━━━━━ Input

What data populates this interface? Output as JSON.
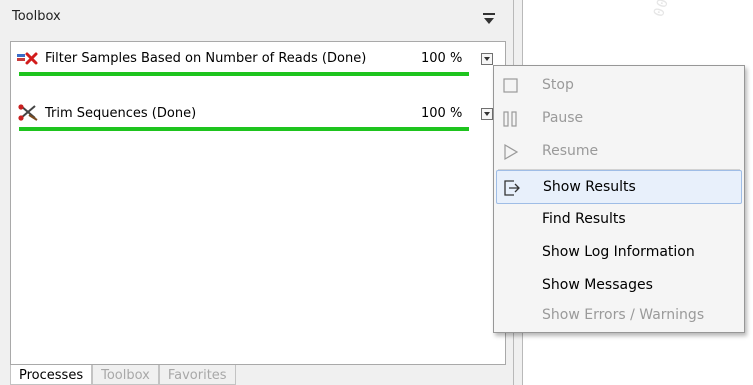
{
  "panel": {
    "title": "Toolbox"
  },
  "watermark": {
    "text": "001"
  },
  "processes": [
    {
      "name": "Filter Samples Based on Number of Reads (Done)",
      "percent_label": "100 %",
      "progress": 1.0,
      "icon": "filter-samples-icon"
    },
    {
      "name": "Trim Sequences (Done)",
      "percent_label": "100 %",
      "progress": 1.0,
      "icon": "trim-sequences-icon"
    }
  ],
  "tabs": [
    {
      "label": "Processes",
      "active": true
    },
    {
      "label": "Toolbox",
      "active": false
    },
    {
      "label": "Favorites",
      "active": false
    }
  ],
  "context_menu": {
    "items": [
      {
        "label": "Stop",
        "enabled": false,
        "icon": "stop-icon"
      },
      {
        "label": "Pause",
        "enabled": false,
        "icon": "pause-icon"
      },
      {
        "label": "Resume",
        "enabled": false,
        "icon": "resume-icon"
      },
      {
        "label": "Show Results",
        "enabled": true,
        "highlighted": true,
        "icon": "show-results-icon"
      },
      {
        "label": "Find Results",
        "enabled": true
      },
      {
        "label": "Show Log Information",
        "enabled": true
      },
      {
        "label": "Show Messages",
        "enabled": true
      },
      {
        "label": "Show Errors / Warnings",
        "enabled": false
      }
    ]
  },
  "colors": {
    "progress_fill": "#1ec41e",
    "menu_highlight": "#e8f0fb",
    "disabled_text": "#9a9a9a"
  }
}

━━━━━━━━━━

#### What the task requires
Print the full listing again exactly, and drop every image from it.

#### Task answer
What data populates this interface? Output as JSON.
{
  "panel": {
    "title": "Toolbox"
  },
  "watermark": {
    "text": "001"
  },
  "processes": [
    {
      "name": "Filter Samples Based on Number of Reads (Done)",
      "percent_label": "100 %",
      "progress": 1.0,
      "icon": "filter-samples-icon"
    },
    {
      "name": "Trim Sequences (Done)",
      "percent_label": "100 %",
      "progress": 1.0,
      "icon": "trim-sequences-icon"
    }
  ],
  "tabs": [
    {
      "label": "Processes",
      "active": true
    },
    {
      "label": "Toolbox",
      "active": false
    },
    {
      "label": "Favorites",
      "active": false
    }
  ],
  "context_menu": {
    "items": [
      {
        "label": "Stop",
        "enabled": false,
        "icon": "stop-icon"
      },
      {
        "label": "Pause",
        "enabled": false,
        "icon": "pause-icon"
      },
      {
        "label": "Resume",
        "enabled": false,
        "icon": "resume-icon"
      },
      {
        "label": "Show Results",
        "enabled": true,
        "highlighted": true,
        "icon": "show-results-icon"
      },
      {
        "label": "Find Results",
        "enabled": true
      },
      {
        "label": "Show Log Information",
        "enabled": true
      },
      {
        "label": "Show Messages",
        "enabled": true
      },
      {
        "label": "Show Errors / Warnings",
        "enabled": false
      }
    ]
  },
  "colors": {
    "progress_fill": "#1ec41e",
    "menu_highlight": "#e8f0fb",
    "disabled_text": "#9a9a9a"
  }
}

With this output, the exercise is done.